* **Task description**
An exact copy of all records is expected, minus the images.
----
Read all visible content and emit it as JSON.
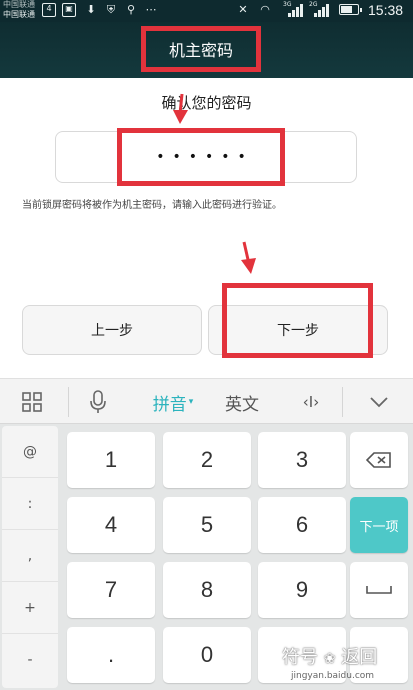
{
  "status_bar": {
    "carrier_line1": "中国联通",
    "carrier_line2": "中国联通",
    "net_tag_1": "3G",
    "net_tag_2": "2G",
    "time": "15:38",
    "battery_level": 0.7
  },
  "header": {
    "title": "机主密码"
  },
  "main": {
    "heading": "确认您的密码",
    "password_mask": "••••••",
    "hint": "当前锁屏密码将被作为机主密码，请输入此密码进行验证。",
    "prev_button": "上一步",
    "next_button": "下一步"
  },
  "keyboard": {
    "toolbar": {
      "grid_icon": "grid-icon",
      "mic_icon": "mic-icon",
      "pinyin": "拼音",
      "english": "英文",
      "cursor": "‹I›",
      "collapse_icon": "chevron-down-icon"
    },
    "side_keys": [
      "@",
      ":",
      ",",
      "+",
      "-"
    ],
    "digits": [
      "1",
      "2",
      "3",
      "4",
      "5",
      "6",
      "7",
      "8",
      "9",
      ".",
      "0"
    ],
    "next_item": "下一项",
    "accent_color": "#4ec8c8"
  },
  "watermark": {
    "text": "符号",
    "text_back": "返回",
    "sub": "jingyan.baidu.com"
  },
  "colors": {
    "highlight": "#e2333c",
    "titlebar": "#12363a"
  }
}
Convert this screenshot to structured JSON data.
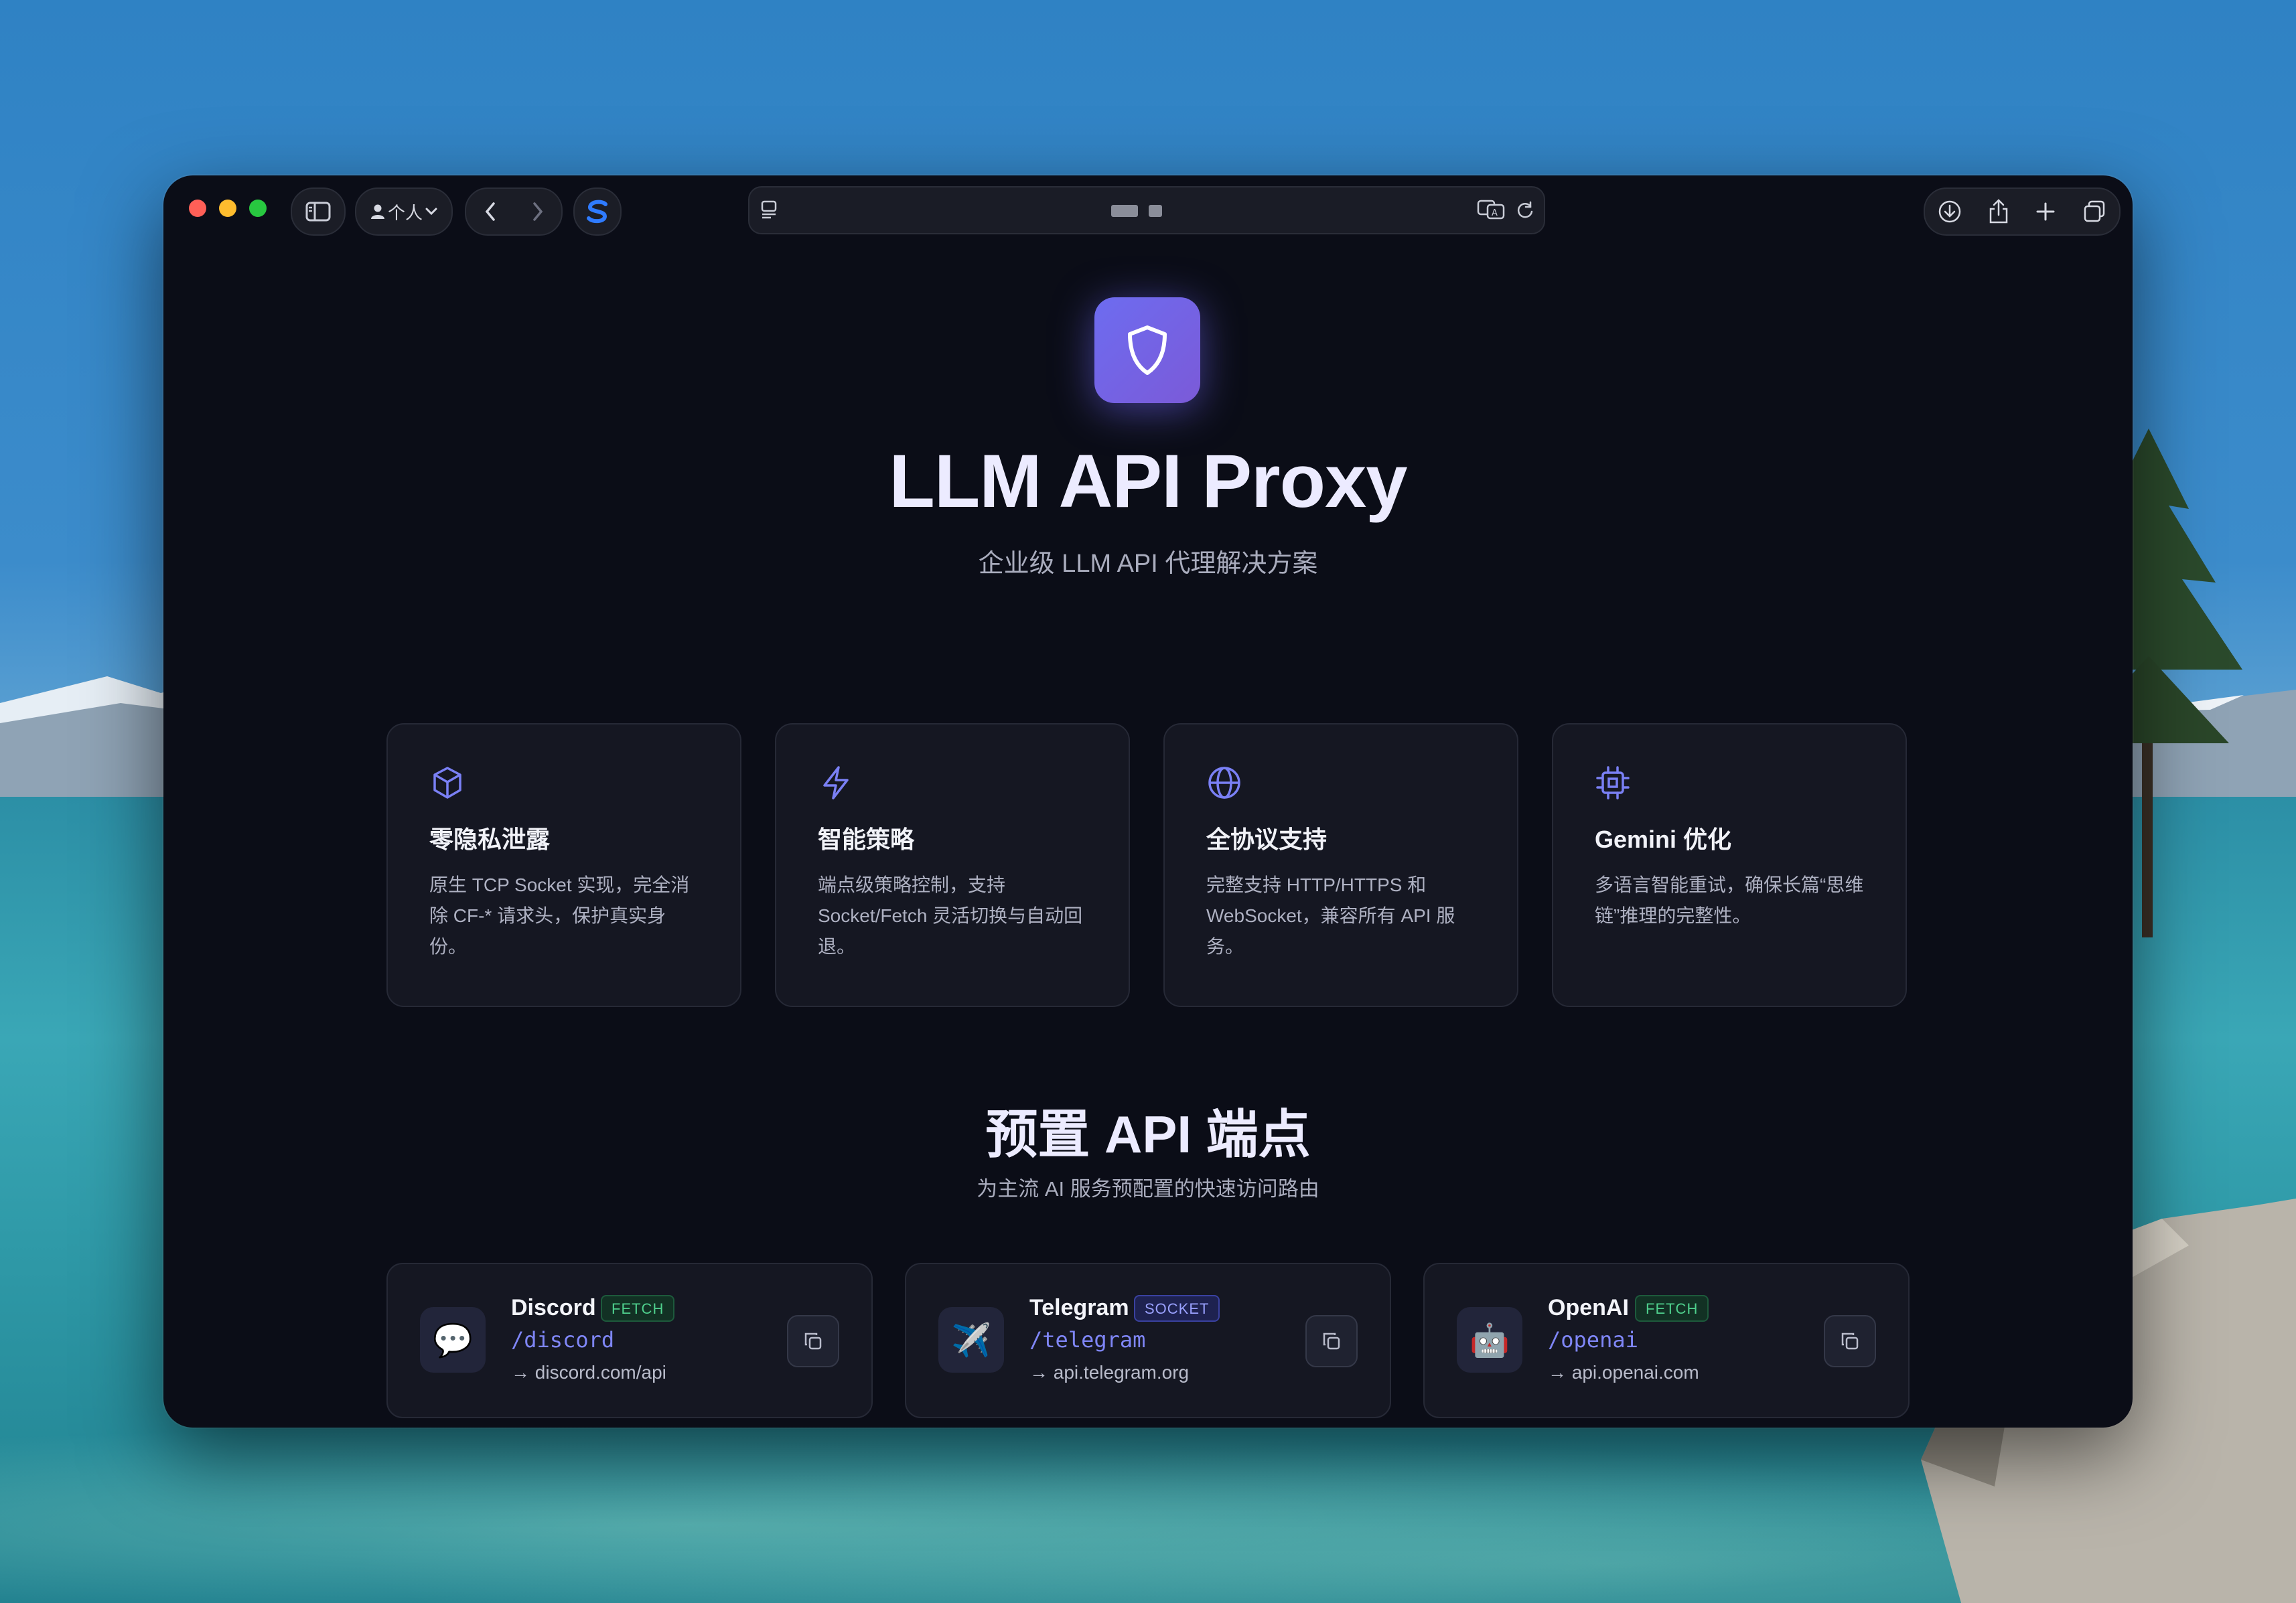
{
  "browser": {
    "profile_label": "个人",
    "url_masked": true
  },
  "hero": {
    "title": "LLM API Proxy",
    "subtitle": "企业级 LLM API 代理解决方案"
  },
  "features": [
    {
      "icon": "cube-icon",
      "title": "零隐私泄露",
      "desc": "原生 TCP Socket 实现，完全消除 CF-* 请求头，保护真实身份。"
    },
    {
      "icon": "lightning-icon",
      "title": "智能策略",
      "desc": "端点级策略控制，支持 Socket/Fetch 灵活切换与自动回退。"
    },
    {
      "icon": "globe-icon",
      "title": "全协议支持",
      "desc": "完整支持 HTTP/HTTPS 和 WebSocket，兼容所有 API 服务。"
    },
    {
      "icon": "chip-icon",
      "title": "Gemini 优化",
      "desc": "多语言智能重试，确保长篇“思维链”推理的完整性。"
    }
  ],
  "endpoints_section": {
    "title": "预置 API 端点",
    "subtitle": "为主流 AI 服务预配置的快速访问路由"
  },
  "endpoints": [
    {
      "icon": "chat-bubble-icon",
      "emoji": "💬",
      "name": "Discord",
      "badge": "FETCH",
      "path": "/discord",
      "target": "→ discord.com/api"
    },
    {
      "icon": "airplane-icon",
      "emoji": "✈️",
      "name": "Telegram",
      "badge": "SOCKET",
      "path": "/telegram",
      "target": "→ api.telegram.org"
    },
    {
      "icon": "robot-icon",
      "emoji": "🤖",
      "name": "OpenAI",
      "badge": "FETCH",
      "path": "/openai",
      "target": "→ api.openai.com"
    }
  ],
  "colors": {
    "accent": "#7a80f5",
    "window_bg": "#0b0d17",
    "card_bg": "#151722",
    "fetch_badge": "#4fd08d",
    "socket_badge": "#9aa1ff"
  }
}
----
* **Solution for this task**
Read all visible content and emit it as JSON.
{
  "status_bar": {
    "carrier_line1": "中国联通",
    "carrier_line2": "中国联通",
    "net_tag_1": "3G",
    "net_tag_2": "2G",
    "time": "15:38",
    "battery_level": 0.7
  },
  "header": {
    "title": "机主密码"
  },
  "main": {
    "heading": "确认您的密码",
    "password_mask": "••••••",
    "hint": "当前锁屏密码将被作为机主密码，请输入此密码进行验证。",
    "prev_button": "上一步",
    "next_button": "下一步"
  },
  "keyboard": {
    "toolbar": {
      "grid_icon": "grid-icon",
      "mic_icon": "mic-icon",
      "pinyin": "拼音",
      "english": "英文",
      "cursor": "‹I›",
      "collapse_icon": "chevron-down-icon"
    },
    "side_keys": [
      "@",
      ":",
      ",",
      "+",
      "-"
    ],
    "digits": [
      "1",
      "2",
      "3",
      "4",
      "5",
      "6",
      "7",
      "8",
      "9",
      ".",
      "0"
    ],
    "next_item": "下一项",
    "accent_color": "#4ec8c8"
  },
  "watermark": {
    "text": "符号",
    "text_back": "返回",
    "sub": "jingyan.baidu.com"
  },
  "colors": {
    "highlight": "#e2333c",
    "titlebar": "#12363a"
  }
}
Convert this screenshot to structured JSON data.
{
  "browser": {
    "profile_label": "个人",
    "url_masked": true
  },
  "hero": {
    "title": "LLM API Proxy",
    "subtitle": "企业级 LLM API 代理解决方案"
  },
  "features": [
    {
      "icon": "cube-icon",
      "title": "零隐私泄露",
      "desc": "原生 TCP Socket 实现，完全消除 CF-* 请求头，保护真实身份。"
    },
    {
      "icon": "lightning-icon",
      "title": "智能策略",
      "desc": "端点级策略控制，支持 Socket/Fetch 灵活切换与自动回退。"
    },
    {
      "icon": "globe-icon",
      "title": "全协议支持",
      "desc": "完整支持 HTTP/HTTPS 和 WebSocket，兼容所有 API 服务。"
    },
    {
      "icon": "chip-icon",
      "title": "Gemini 优化",
      "desc": "多语言智能重试，确保长篇“思维链”推理的完整性。"
    }
  ],
  "endpoints_section": {
    "title": "预置 API 端点",
    "subtitle": "为主流 AI 服务预配置的快速访问路由"
  },
  "endpoints": [
    {
      "icon": "chat-bubble-icon",
      "emoji": "💬",
      "name": "Discord",
      "badge": "FETCH",
      "path": "/discord",
      "target": "→ discord.com/api"
    },
    {
      "icon": "airplane-icon",
      "emoji": "✈️",
      "name": "Telegram",
      "badge": "SOCKET",
      "path": "/telegram",
      "target": "→ api.telegram.org"
    },
    {
      "icon": "robot-icon",
      "emoji": "🤖",
      "name": "OpenAI",
      "badge": "FETCH",
      "path": "/openai",
      "target": "→ api.openai.com"
    }
  ],
  "colors": {
    "accent": "#7a80f5",
    "window_bg": "#0b0d17",
    "card_bg": "#151722",
    "fetch_badge": "#4fd08d",
    "socket_badge": "#9aa1ff"
  }
}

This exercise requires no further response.